Today in the Palmetto State, the majority of our electricity comes from coal and nuclear generation. Santee Cooper, also known by its official name – the South Carolina Public Service Authority, is a state-owned utility that provides retail power to customers along the coast and wholesale power to the state’s electric cooperatives. Regardless of who bills you, Santee Cooper probably generates your power in our area. Increased costs of disposal can go one of two ways – passed along to the wholesale or retail customers, or it may be passed back to the taxpayers since the utility is state-owned. Either way, the cost of disposal may seemingly fall to us.
That leaves you and me in the middle. We want our conveniences, powered by electricity, and our reliance seems to be increasing with every technological innovation, from iPhone to electric car. Electric companies must keep up with our increasing demands. However, it seems like there is a potential environmental and health price to pay for our electricity.

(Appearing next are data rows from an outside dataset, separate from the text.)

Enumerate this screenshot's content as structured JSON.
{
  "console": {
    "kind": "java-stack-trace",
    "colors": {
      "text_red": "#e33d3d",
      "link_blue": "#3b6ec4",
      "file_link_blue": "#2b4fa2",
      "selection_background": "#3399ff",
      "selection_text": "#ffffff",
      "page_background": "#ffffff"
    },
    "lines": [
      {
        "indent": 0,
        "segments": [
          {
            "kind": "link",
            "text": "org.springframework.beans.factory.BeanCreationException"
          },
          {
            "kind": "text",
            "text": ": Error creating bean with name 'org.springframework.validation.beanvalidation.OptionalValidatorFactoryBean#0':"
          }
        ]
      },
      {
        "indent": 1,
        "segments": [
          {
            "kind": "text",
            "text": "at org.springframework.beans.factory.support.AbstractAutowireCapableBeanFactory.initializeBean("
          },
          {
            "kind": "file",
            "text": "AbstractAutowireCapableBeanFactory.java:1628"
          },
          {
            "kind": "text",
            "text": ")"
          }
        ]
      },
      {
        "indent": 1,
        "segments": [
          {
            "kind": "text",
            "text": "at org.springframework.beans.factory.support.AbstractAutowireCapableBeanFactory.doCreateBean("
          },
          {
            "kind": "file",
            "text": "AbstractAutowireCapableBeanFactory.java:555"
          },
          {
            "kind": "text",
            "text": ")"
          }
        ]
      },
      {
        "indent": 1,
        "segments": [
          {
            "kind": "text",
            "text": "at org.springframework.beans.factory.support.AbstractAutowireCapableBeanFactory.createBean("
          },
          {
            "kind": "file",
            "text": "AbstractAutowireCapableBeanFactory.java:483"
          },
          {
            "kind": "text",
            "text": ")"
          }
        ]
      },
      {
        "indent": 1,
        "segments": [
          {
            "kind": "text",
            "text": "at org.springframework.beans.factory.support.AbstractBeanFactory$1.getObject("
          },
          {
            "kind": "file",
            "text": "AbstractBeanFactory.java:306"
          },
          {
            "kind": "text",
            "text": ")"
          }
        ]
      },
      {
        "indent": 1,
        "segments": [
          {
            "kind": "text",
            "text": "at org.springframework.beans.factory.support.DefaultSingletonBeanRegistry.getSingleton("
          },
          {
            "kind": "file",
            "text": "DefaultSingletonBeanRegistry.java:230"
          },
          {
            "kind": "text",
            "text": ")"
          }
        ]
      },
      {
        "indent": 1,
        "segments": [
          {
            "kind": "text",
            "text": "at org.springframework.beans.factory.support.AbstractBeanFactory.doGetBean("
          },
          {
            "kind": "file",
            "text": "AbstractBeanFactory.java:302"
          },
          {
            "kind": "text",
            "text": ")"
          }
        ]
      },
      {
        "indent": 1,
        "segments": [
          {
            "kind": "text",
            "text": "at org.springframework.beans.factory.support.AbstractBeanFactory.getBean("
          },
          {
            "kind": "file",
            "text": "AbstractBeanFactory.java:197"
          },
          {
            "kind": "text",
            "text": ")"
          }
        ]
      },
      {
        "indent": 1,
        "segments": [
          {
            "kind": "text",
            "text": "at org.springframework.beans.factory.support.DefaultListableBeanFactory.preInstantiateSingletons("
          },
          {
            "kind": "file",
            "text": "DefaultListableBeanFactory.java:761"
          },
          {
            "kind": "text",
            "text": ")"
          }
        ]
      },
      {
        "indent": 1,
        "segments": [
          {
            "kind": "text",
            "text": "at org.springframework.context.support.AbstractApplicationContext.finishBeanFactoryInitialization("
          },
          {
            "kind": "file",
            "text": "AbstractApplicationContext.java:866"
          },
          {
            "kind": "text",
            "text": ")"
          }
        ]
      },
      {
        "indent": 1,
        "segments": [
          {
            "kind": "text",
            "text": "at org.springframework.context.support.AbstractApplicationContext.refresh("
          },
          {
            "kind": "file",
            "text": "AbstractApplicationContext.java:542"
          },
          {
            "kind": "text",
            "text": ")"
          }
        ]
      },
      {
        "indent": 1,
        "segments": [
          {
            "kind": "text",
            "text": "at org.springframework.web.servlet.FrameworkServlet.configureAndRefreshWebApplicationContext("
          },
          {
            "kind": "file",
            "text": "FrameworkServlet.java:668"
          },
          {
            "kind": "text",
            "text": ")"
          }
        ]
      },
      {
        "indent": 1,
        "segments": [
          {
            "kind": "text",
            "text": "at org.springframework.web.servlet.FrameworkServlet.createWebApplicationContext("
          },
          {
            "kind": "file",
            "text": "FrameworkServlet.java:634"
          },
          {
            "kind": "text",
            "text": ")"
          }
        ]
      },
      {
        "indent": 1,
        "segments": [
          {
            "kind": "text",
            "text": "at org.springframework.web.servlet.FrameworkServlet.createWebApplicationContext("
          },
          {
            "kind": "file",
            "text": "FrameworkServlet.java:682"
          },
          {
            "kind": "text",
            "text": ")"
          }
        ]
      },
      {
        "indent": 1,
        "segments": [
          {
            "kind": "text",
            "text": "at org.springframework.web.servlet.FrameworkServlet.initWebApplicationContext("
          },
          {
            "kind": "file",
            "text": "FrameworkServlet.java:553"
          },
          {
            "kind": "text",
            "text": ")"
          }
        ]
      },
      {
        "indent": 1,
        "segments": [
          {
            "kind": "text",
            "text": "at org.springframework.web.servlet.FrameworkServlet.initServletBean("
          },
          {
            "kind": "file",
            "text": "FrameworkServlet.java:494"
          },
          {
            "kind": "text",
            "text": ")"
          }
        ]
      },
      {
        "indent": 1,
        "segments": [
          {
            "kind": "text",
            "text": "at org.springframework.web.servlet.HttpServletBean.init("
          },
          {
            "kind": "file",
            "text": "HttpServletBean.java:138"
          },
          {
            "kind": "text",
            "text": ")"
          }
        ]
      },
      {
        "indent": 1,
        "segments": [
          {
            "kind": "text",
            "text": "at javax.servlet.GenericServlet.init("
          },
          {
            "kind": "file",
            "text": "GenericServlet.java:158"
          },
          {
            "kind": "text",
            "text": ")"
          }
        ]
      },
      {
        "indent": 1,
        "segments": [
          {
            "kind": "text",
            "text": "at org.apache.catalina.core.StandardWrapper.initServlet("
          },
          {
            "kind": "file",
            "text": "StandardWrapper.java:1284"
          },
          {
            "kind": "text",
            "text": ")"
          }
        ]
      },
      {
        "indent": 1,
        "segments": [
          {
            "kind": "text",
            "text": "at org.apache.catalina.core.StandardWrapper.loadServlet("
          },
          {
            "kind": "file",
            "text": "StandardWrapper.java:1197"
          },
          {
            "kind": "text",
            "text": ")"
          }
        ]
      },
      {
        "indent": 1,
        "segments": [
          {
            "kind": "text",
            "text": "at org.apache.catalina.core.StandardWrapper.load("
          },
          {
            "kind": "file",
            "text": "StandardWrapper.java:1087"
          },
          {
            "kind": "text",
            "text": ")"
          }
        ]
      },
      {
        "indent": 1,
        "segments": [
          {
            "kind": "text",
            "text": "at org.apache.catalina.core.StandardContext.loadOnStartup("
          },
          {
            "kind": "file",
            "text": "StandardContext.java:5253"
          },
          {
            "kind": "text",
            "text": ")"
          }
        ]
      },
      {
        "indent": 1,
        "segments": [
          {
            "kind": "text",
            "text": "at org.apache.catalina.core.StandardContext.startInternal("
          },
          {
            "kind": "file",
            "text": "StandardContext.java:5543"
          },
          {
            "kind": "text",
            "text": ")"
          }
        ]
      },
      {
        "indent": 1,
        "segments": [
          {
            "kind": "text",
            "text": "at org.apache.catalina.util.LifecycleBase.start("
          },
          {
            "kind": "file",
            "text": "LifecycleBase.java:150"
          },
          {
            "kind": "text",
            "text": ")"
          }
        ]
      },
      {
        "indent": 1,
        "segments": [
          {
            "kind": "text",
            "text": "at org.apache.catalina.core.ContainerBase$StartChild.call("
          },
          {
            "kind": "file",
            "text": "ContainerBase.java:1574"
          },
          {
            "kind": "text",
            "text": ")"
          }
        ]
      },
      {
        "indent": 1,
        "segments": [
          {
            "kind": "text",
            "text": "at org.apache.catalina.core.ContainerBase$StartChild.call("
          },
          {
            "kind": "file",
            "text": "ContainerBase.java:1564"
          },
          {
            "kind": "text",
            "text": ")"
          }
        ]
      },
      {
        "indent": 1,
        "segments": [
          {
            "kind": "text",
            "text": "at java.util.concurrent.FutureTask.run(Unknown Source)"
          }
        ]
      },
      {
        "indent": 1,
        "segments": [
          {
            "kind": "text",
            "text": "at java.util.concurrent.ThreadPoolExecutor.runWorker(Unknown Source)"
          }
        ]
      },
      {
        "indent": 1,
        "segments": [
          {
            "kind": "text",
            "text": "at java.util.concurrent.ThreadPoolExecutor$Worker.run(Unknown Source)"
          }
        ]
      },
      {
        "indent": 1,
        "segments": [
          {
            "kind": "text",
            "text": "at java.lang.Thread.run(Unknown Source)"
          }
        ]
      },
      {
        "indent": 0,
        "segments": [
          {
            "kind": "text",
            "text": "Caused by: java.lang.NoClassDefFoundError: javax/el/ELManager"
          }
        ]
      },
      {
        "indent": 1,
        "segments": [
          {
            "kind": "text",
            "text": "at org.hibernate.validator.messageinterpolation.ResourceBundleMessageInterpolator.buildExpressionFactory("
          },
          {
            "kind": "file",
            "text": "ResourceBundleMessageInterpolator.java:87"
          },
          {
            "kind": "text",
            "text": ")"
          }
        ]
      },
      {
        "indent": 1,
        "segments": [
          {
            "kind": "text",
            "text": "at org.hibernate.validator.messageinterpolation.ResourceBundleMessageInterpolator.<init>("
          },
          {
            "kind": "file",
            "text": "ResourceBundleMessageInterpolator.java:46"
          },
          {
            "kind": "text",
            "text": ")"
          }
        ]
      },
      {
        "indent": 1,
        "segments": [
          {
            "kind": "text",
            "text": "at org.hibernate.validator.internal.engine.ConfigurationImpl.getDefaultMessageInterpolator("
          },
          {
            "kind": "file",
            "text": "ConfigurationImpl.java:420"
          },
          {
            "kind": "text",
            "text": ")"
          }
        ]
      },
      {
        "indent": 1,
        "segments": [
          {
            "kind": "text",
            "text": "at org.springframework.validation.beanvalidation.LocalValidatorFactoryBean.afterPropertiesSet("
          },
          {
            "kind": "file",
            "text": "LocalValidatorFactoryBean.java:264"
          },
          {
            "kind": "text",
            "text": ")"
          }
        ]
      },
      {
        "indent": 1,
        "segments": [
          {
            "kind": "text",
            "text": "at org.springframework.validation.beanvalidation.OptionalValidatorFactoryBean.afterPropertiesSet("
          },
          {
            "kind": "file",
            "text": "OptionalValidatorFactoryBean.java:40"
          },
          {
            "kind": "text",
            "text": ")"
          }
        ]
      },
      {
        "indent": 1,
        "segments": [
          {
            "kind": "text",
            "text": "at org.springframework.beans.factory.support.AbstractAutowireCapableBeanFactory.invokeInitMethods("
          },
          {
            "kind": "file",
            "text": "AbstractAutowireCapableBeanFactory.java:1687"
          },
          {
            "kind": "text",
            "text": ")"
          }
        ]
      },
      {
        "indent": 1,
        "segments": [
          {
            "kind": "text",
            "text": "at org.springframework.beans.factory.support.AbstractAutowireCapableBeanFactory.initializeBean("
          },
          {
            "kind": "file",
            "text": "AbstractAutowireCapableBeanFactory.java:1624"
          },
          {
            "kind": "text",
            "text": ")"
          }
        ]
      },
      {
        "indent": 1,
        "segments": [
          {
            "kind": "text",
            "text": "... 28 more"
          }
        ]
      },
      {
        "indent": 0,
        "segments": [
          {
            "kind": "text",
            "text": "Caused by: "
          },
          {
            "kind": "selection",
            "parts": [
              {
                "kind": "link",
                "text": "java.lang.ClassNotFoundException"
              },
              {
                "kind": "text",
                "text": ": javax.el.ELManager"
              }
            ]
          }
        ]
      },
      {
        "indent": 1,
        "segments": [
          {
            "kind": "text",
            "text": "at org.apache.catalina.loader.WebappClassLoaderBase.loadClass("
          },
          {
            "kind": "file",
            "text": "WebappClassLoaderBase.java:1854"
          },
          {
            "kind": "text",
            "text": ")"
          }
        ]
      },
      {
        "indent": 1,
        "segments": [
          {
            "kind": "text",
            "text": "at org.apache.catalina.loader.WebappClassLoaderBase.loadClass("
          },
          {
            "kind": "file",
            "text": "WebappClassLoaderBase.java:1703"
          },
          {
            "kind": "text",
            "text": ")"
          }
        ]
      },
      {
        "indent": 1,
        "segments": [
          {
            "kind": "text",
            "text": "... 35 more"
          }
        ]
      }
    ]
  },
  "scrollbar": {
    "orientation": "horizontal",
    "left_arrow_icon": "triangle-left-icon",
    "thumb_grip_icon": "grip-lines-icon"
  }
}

In Conway, the Grainger Plant had operated since the 1960s until it was officially shuttered last year. The coal ash ponds on that site sit between the towers on U.S. 501 and the Waccamaw River, in an area that can flood during hurricanes. The Southern Environmental Law Center filed a notice with the EPA alleging that Santee Cooper has three violations of the Clean Water Act with discharges into the river. The notice says the utility has 60 days to correct the violations, which seems rather short for remediation since it has been 50 years in the making.
There is no single solution to coal ash, especially since every situation is different and challenging. While recycling seems like an easy solution, there are concerns about the safety of reusing a compound with these toxins. There are no easy answers around this complex subject, which makes this coal controversy - a potential coal catastrophe.
Jennifer Sellers is the sustainability coordinator at Coastal Carolina University and offers her eco-views at her blog, mygreenglasses.com. Contact her at firstname.lastname@example.org.